Your goal |
Report all lines below with the word "watermark".

Raw data |
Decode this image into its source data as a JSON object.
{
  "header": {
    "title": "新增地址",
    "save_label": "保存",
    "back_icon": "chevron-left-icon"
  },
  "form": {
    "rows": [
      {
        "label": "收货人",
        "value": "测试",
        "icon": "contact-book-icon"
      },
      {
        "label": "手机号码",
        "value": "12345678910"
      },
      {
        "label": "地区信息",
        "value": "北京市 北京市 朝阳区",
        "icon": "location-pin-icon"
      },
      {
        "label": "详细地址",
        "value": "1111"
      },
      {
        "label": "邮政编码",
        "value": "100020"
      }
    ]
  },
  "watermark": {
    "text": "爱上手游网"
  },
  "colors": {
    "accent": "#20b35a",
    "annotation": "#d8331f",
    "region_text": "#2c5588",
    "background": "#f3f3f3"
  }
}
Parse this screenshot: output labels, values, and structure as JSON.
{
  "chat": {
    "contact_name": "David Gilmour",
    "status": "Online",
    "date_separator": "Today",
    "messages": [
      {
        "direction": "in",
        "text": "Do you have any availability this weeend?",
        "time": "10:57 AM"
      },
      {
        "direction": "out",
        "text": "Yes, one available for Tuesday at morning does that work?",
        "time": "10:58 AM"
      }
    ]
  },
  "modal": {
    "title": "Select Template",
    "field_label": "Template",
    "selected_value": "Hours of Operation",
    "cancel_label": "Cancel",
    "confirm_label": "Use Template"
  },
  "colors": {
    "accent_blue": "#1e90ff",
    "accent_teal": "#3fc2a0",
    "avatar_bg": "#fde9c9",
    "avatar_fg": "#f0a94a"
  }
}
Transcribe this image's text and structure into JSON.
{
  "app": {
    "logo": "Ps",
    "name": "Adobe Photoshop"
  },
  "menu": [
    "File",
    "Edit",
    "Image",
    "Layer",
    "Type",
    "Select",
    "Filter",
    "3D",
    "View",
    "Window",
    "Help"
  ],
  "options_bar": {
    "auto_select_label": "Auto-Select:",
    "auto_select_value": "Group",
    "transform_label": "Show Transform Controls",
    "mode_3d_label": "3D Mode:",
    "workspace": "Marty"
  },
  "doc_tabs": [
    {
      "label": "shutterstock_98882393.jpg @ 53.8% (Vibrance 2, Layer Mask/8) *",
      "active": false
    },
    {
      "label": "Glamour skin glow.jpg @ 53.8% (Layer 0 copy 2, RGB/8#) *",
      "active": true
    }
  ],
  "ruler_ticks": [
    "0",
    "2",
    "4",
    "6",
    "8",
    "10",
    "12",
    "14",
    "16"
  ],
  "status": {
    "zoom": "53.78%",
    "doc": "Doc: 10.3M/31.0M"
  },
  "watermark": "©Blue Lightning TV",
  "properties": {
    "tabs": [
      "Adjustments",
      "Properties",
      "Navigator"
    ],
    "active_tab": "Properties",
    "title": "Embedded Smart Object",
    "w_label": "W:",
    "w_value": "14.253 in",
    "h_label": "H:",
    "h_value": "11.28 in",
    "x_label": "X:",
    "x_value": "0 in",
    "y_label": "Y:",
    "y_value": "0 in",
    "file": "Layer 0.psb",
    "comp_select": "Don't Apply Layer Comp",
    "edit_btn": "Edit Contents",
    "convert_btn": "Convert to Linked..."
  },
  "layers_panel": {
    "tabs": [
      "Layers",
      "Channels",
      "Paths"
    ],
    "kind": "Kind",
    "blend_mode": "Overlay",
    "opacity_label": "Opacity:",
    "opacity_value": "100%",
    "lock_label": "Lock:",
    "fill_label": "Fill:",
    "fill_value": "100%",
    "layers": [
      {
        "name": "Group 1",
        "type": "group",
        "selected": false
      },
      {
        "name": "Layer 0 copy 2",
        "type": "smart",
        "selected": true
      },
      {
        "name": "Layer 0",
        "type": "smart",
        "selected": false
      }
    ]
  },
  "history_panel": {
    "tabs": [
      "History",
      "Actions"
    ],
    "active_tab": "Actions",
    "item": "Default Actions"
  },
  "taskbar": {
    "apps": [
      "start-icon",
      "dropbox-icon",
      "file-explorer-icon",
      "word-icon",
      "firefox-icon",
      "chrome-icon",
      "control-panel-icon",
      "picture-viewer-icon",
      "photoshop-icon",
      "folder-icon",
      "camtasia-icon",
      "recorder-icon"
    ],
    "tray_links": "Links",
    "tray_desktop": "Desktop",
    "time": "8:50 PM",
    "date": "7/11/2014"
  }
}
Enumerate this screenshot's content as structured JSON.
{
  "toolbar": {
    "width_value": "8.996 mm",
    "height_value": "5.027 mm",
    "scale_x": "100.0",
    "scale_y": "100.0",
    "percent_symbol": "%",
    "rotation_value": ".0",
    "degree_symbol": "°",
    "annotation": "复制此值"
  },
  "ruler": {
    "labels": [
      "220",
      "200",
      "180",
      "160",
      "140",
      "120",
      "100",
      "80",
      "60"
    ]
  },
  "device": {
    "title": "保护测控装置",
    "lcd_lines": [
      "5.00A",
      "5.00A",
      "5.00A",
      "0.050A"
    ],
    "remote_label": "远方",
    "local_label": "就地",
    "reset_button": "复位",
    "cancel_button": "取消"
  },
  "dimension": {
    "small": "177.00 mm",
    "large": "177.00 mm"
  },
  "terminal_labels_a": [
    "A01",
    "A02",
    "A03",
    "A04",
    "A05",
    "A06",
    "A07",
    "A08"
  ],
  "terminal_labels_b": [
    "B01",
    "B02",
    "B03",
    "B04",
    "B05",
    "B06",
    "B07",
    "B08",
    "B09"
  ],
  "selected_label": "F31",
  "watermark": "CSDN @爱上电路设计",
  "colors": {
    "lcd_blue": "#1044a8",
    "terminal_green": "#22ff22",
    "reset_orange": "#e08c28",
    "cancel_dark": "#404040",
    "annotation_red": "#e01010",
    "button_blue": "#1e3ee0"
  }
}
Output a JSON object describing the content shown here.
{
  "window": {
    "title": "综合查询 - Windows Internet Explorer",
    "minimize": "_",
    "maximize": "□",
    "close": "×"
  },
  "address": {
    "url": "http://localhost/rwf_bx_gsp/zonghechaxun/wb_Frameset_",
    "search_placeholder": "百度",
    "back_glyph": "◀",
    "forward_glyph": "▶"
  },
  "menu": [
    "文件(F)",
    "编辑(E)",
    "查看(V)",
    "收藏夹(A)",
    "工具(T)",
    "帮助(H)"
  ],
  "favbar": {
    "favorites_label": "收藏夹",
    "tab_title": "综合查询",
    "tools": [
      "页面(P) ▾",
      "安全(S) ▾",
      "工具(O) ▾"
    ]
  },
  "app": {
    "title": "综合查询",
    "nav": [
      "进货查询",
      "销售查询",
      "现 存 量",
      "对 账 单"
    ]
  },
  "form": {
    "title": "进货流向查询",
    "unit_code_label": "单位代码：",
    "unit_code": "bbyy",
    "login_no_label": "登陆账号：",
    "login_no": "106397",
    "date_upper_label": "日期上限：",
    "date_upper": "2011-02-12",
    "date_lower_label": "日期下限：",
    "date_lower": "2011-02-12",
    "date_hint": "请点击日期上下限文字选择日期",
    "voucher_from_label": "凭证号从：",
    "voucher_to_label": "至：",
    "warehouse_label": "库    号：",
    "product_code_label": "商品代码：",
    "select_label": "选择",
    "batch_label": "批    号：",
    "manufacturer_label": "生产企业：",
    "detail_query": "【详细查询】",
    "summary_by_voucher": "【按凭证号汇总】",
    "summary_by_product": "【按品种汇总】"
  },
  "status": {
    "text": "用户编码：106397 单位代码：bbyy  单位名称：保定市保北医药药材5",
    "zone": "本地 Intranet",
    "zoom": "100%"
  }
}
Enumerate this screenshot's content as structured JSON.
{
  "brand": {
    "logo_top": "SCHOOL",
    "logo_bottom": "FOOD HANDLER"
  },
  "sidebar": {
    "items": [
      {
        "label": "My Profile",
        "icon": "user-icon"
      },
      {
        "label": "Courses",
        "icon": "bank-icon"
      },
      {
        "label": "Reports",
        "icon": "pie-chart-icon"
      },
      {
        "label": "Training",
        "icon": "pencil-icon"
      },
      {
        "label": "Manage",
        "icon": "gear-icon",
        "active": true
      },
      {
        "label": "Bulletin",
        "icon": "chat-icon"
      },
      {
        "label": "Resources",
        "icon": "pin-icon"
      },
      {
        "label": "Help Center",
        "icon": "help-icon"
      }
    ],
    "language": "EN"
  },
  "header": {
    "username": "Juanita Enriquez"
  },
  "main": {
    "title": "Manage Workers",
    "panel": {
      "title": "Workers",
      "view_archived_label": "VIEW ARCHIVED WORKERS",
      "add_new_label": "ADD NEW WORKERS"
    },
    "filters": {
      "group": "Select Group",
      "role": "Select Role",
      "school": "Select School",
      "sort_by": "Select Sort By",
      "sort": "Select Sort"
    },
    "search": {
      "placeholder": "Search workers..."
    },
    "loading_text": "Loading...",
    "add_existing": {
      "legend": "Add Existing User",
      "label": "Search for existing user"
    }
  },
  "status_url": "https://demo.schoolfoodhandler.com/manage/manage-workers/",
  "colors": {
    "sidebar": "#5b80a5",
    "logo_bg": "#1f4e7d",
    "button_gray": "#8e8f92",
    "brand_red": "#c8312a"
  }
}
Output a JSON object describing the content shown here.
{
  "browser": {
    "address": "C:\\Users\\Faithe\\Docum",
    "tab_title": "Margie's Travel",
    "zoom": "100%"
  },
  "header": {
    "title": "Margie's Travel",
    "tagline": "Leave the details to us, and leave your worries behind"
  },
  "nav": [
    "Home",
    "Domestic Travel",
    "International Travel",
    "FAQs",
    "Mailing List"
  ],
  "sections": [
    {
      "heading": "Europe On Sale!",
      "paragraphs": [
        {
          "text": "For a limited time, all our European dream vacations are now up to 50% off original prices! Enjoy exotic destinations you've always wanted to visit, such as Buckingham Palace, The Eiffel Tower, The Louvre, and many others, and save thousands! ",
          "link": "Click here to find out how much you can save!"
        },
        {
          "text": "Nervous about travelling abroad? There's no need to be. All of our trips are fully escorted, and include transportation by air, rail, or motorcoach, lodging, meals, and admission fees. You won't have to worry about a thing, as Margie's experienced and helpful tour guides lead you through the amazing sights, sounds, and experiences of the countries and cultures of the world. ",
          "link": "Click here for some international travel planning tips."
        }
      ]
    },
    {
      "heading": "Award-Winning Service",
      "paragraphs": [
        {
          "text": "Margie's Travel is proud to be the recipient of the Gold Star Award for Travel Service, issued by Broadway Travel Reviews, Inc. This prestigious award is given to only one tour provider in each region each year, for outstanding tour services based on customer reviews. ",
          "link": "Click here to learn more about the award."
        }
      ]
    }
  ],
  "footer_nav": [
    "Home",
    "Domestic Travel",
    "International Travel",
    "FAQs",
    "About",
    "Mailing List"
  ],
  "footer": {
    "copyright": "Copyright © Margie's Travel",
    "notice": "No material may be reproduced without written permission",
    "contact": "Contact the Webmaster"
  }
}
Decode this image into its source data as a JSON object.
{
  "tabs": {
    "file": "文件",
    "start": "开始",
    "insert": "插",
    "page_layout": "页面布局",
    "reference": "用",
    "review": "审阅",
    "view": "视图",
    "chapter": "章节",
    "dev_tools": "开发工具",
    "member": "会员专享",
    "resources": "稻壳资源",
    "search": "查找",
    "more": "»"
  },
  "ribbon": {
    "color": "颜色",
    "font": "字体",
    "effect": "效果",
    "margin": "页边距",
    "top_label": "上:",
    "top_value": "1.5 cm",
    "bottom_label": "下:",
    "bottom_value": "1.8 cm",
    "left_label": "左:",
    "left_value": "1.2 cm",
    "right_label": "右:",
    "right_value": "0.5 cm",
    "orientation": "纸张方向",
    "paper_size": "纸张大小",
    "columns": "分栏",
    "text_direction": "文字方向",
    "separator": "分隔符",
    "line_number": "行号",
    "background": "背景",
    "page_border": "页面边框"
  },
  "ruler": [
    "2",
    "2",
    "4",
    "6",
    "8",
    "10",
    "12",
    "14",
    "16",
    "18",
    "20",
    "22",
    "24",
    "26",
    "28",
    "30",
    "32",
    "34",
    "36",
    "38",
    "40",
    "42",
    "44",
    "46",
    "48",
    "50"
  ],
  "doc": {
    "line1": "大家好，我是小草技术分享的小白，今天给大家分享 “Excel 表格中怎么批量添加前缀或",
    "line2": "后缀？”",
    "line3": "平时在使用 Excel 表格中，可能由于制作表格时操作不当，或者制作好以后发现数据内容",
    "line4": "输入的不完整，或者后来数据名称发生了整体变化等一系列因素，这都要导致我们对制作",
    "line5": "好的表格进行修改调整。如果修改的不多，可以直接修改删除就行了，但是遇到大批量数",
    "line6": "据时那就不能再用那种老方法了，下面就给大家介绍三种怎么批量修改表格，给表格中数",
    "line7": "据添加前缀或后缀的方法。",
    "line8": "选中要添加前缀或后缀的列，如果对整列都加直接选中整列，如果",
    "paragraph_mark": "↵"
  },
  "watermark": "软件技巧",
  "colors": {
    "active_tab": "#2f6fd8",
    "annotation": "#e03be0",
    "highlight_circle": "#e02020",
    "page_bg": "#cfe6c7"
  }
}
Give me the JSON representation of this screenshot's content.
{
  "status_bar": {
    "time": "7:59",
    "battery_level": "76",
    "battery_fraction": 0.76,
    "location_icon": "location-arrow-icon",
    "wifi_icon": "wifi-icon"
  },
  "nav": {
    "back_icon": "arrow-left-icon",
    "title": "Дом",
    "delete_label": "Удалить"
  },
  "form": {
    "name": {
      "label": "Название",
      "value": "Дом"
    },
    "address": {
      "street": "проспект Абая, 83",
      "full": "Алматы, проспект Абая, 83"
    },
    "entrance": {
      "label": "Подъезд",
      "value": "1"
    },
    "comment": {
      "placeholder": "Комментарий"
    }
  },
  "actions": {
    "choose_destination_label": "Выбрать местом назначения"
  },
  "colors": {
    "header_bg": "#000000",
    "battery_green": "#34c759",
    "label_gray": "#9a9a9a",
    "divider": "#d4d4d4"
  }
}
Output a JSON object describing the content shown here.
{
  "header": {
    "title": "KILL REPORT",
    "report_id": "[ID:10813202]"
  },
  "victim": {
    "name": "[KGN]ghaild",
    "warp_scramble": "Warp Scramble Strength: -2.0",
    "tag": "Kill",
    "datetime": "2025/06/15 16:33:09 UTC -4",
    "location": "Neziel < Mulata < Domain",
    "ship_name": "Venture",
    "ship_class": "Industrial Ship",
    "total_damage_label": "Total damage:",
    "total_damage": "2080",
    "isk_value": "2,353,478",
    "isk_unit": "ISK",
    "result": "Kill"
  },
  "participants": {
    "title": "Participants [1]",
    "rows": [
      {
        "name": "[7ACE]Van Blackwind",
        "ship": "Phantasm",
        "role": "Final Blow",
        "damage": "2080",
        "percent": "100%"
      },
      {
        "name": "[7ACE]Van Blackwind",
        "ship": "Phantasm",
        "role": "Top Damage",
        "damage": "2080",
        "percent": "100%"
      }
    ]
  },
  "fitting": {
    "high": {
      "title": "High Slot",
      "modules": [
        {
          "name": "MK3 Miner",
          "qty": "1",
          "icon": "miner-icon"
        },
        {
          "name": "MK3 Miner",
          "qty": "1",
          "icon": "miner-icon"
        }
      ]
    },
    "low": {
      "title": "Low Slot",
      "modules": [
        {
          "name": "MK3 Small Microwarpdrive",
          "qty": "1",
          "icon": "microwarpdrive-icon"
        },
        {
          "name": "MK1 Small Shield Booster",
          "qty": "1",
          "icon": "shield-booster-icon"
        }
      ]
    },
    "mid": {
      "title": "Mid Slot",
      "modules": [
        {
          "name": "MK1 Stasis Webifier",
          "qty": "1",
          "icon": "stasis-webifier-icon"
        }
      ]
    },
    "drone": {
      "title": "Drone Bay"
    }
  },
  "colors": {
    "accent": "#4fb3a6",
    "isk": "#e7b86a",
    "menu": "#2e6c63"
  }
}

Your solution |
  "watermark": {
  "watermark": "©Blue Lightning TV",
  "watermark": "CSDN @爱上电路设计",
  "watermark": "软件技巧",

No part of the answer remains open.